In Spain, kisses are very common in greetings, not only in the social or family sphere, but also in the workplace. It is not difficult to see the Queen of Spain herself giving two kisses to an award-winning writer or a medal-winning sportsman.
In the rest of Europe, the most common greeting is to shake hands in the social and work environment, leaving the kiss (yes, just one kiss) for the more familiar and intimate environment. There are exceptions. The French give three kisses and even more in some areas of France. In the Balkans they are also very fond of kisses as a form of greeting.
In the same way, in one of the most remote parts of the world like Australia, this European form of greeting is also used.
If we talk about Eastern countries, we can highlight Japan, where greetings without physical contact prevail; the most common greeting is a slight nod as a sign of respect for the other person. The greater the respect, the greater the bow you will have to make.
As a curious form of greeting, one of the best known is the Eskimo greeting, in which people who greet each other rub their noses as a sign of courtesy.
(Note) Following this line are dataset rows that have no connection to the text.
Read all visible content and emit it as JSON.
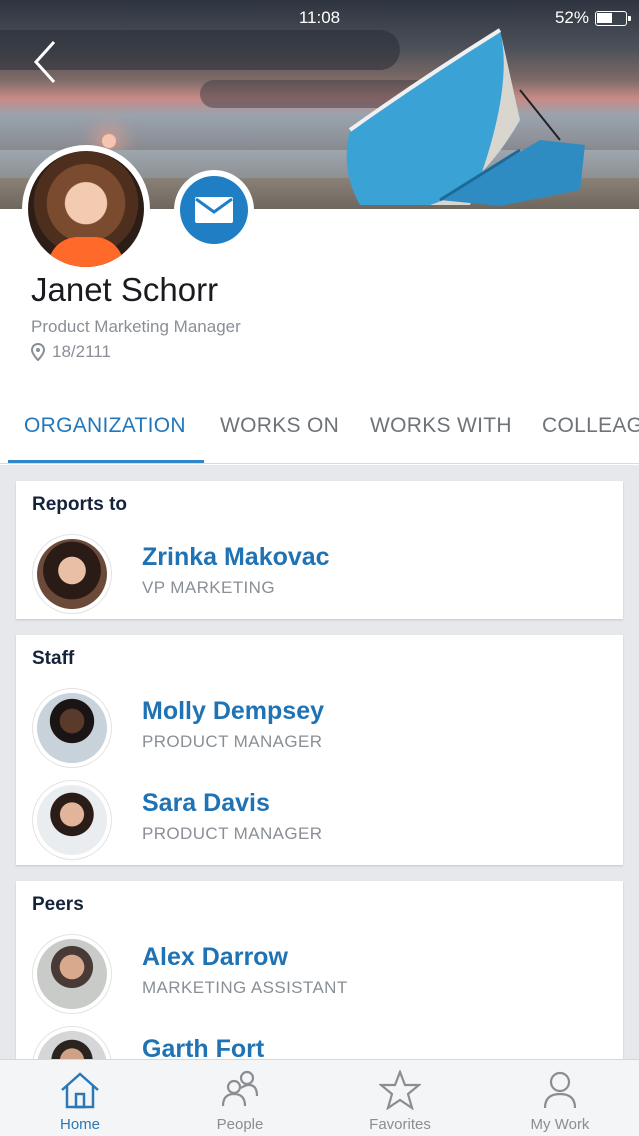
{
  "status_bar": {
    "time": "11:08",
    "battery": "52%"
  },
  "profile": {
    "name": "Janet Schorr",
    "title": "Product Marketing Manager",
    "location": "18/2111"
  },
  "tabs": [
    {
      "label": "ORGANIZATION",
      "active": true
    },
    {
      "label": "WORKS ON",
      "active": false
    },
    {
      "label": "WORKS WITH",
      "active": false
    },
    {
      "label": "COLLEAG",
      "active": false
    }
  ],
  "sections": {
    "reports_to": {
      "title": "Reports to",
      "people": [
        {
          "name": "Zrinka Makovac",
          "role": "VP MARKETING"
        }
      ]
    },
    "staff": {
      "title": "Staff",
      "people": [
        {
          "name": "Molly Dempsey",
          "role": "PRODUCT MANAGER"
        },
        {
          "name": "Sara Davis",
          "role": "PRODUCT MANAGER"
        }
      ]
    },
    "peers": {
      "title": "Peers",
      "people": [
        {
          "name": "Alex Darrow",
          "role": "MARKETING ASSISTANT"
        },
        {
          "name": "Garth Fort",
          "role": ""
        }
      ]
    }
  },
  "bottom_nav": [
    {
      "label": "Home",
      "icon": "home-icon",
      "active": true
    },
    {
      "label": "People",
      "icon": "people-icon",
      "active": false
    },
    {
      "label": "Favorites",
      "icon": "star-icon",
      "active": false
    },
    {
      "label": "My Work",
      "icon": "person-icon",
      "active": false
    }
  ],
  "colors": {
    "accent": "#1f7ec4",
    "name_link": "#1f73b4",
    "tab_active": "#2277bb"
  }
}
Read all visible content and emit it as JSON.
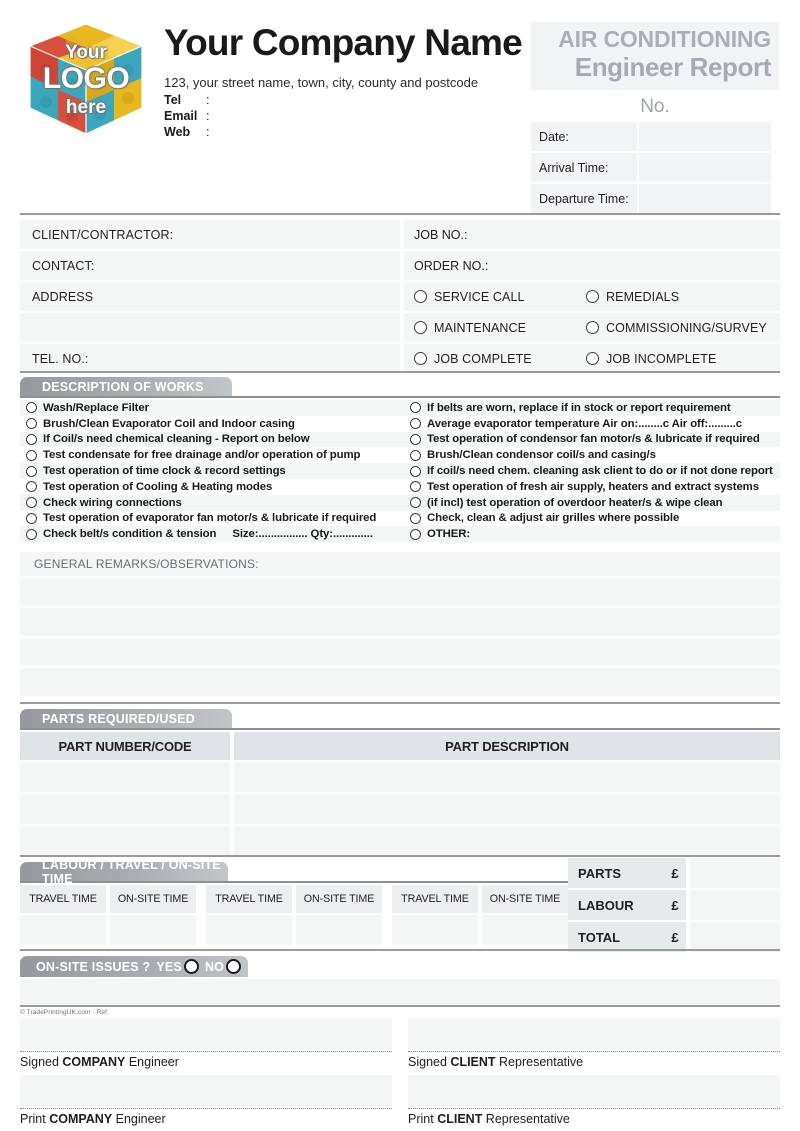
{
  "header": {
    "logo": {
      "line1": "Your",
      "line2": "LOGO",
      "line3": "here",
      "alt": "puzzle-cube-logo"
    },
    "company_name": "Your Company Name",
    "address": "123, your street name, town, city, county and postcode",
    "contacts": [
      {
        "key": "Tel",
        "colon": ":",
        "value": ""
      },
      {
        "key": "Email",
        "colon": ":",
        "value": ""
      },
      {
        "key": "Web",
        "colon": ":",
        "value": ""
      }
    ],
    "title_line1": "AIR CONDITIONING",
    "title_line2": "Engineer Report",
    "no_label": "No.",
    "fields": [
      {
        "label": "Date:",
        "value": ""
      },
      {
        "label": "Arrival Time:",
        "value": ""
      },
      {
        "label": "Departure Time:",
        "value": ""
      }
    ]
  },
  "client": {
    "rows": [
      {
        "left": "CLIENT/CONTRACTOR:",
        "right_label": "JOB NO.:"
      },
      {
        "left": "CONTACT:",
        "right_label": "ORDER NO.:"
      },
      {
        "left": "ADDRESS",
        "right_label": ""
      },
      {
        "left": "",
        "right_label": ""
      },
      {
        "left": "TEL. NO.:",
        "right_label": ""
      }
    ],
    "job_types": [
      {
        "a": "SERVICE CALL",
        "b": "REMEDIALS"
      },
      {
        "a": "MAINTENANCE",
        "b": "COMMISSIONING/SURVEY"
      },
      {
        "a": "JOB COMPLETE",
        "b": "JOB INCOMPLETE"
      }
    ]
  },
  "description_of_works": {
    "tab_label": "DESCRIPTION OF WORKS",
    "left_items": [
      "Wash/Replace Filter",
      "Brush/Clean Evaporator Coil and Indoor casing",
      "If Coil/s need chemical cleaning - Report on below",
      "Test condensate for free drainage and/or operation of pump",
      "Test operation of time clock & record settings",
      "Test operation of Cooling & Heating modes",
      "Check wiring connections",
      "Test operation of evaporator fan motor/s & lubricate if required",
      "Check belt/s condition & tension"
    ],
    "left_extra_9": "Size:................  Qty:.............",
    "right_items": [
      "If belts are worn, replace if in stock or report requirement",
      "Average evaporator temperature  Air on:........c  Air off:.........c",
      "Test operation of condensor fan motor/s & lubricate if required",
      "Brush/Clean condensor coil/s and casing/s",
      "If coil/s need chem. cleaning ask client to do or if not done report",
      "Test operation of fresh air supply, heaters and extract systems",
      "(if incl) test operation of overdoor heater/s & wipe clean",
      "Check, clean & adjust air grilles where possible",
      "OTHER:"
    ]
  },
  "remarks": {
    "label": "GENERAL REMARKS/OBSERVATIONS:",
    "blank_lines": 4
  },
  "parts": {
    "tab_label": "PARTS REQUIRED/USED",
    "columns": [
      "PART NUMBER/CODE",
      "PART DESCRIPTION"
    ],
    "rows": [
      {
        "code": "",
        "description": ""
      },
      {
        "code": "",
        "description": ""
      },
      {
        "code": "",
        "description": ""
      }
    ]
  },
  "labour": {
    "tab_label": "LABOUR / TRAVEL / ON-SITE TIME",
    "columns": [
      "TRAVEL TIME",
      "ON-SITE TIME",
      "TRAVEL TIME",
      "ON-SITE TIME",
      "TRAVEL TIME",
      "ON-SITE TIME"
    ],
    "values": [
      "",
      "",
      "",
      "",
      "",
      ""
    ]
  },
  "totals": {
    "currency": "£",
    "rows": [
      {
        "label": "PARTS",
        "value": ""
      },
      {
        "label": "LABOUR",
        "value": ""
      },
      {
        "label": "TOTAL",
        "value": ""
      }
    ]
  },
  "issues": {
    "label": "ON-SITE ISSUES ?",
    "yes": "YES",
    "no": "NO"
  },
  "footer": {
    "copyright": "© TradePrintingUK.com - Ref:",
    "signatures": [
      {
        "pre": "Signed ",
        "bold": "COMPANY",
        "post": " Engineer"
      },
      {
        "pre": "Signed ",
        "bold": "CLIENT",
        "post": " Representative"
      },
      {
        "pre": "Print ",
        "bold": "COMPANY",
        "post": " Engineer"
      },
      {
        "pre": "Print ",
        "bold": "CLIENT",
        "post": " Representative"
      }
    ]
  },
  "colors": {
    "tab_dark": "#95999d",
    "tab_light": "#c3c6c9",
    "field_bg": "#f4f5f5",
    "table_head_bg": "#e1e4e6",
    "title_gray": "#a9afb5",
    "rule": "#9a9a9a"
  }
}
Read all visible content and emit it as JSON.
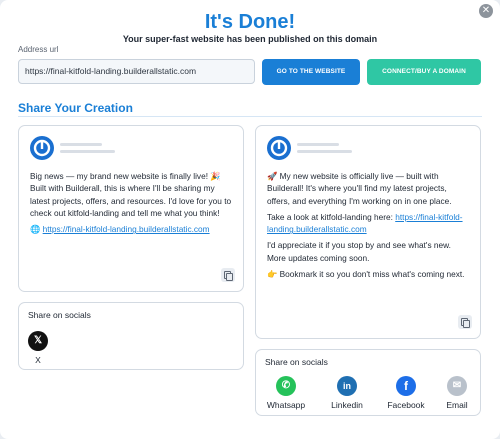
{
  "header": {
    "title": "It's Done!",
    "subtitle": "Your super-fast website has been published on this domain",
    "close_icon": "close-icon"
  },
  "address": {
    "label": "Address url",
    "value": "https://final-kitfold-landing.builderallstatic.com"
  },
  "buttons": {
    "go_to_website": "GO TO THE WEBSITE",
    "connect_domain": "CONNECT/BUY A DOMAIN"
  },
  "share": {
    "title": "Share Your Creation"
  },
  "post_left": {
    "para1": "Big news — my brand new website is finally live! 🎉 Built with Builderall, this is where I'll be sharing my latest projects, offers, and resources. I'd love for you to check out kitfold-landing and tell me what you think!",
    "link_prefix": "🌐 ",
    "link": "https://final-kitfold-landing.builderallstatic.com"
  },
  "post_right": {
    "para1": "🚀 My new website is officially live — built with Builderall! It's where you'll find my latest projects, offers, and everything I'm working on in one place.",
    "link_prefix": "Take a look at kitfold-landing here: ",
    "link": "https://final-kitfold-landing.builderallstatic.com",
    "para3": "I'd appreciate it if you stop by and see what's new. More updates coming soon.",
    "para4": "👉 Bookmark it so you don't miss what's coming next."
  },
  "socials_left": {
    "title": "Share on socials",
    "items": [
      {
        "label": "X",
        "icon": "x-icon",
        "color": "#111111"
      }
    ]
  },
  "socials_right": {
    "title": "Share on socials",
    "items": [
      {
        "label": "Whatsapp",
        "icon": "whatsapp-icon",
        "color": "#25c25a"
      },
      {
        "label": "Linkedin",
        "icon": "linkedin-icon",
        "color": "#1f6fb2"
      },
      {
        "label": "Facebook",
        "icon": "facebook-icon",
        "color": "#1d6ee8"
      },
      {
        "label": "Email",
        "icon": "email-icon",
        "color": "#b9c1cb"
      }
    ]
  },
  "colors": {
    "primary": "#1a7fd6",
    "accent": "#2fc7a4"
  }
}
One of the greetings that arouses most surprise is the greeting that the Russians make to each other among comrades. The kisses that are given, generally three, so close to the lips, produce a certain strangeness in those people who know this type of greeting for the first time.
It is clear that we are an open and loving society, tending to physical contact usually to show our joy of seeing or meeting someone. But in these times, with the COVID-19 (Coronavirus), maybe we can put aside these signs of affection for a while and be prudent to avoid the spread of it. Let’s learn to smile with our eyes and express with words and smiles our love and respect!
We leave you with an updated link to the measures you can take from home to take care of yourself (and your environment).
Have a good week!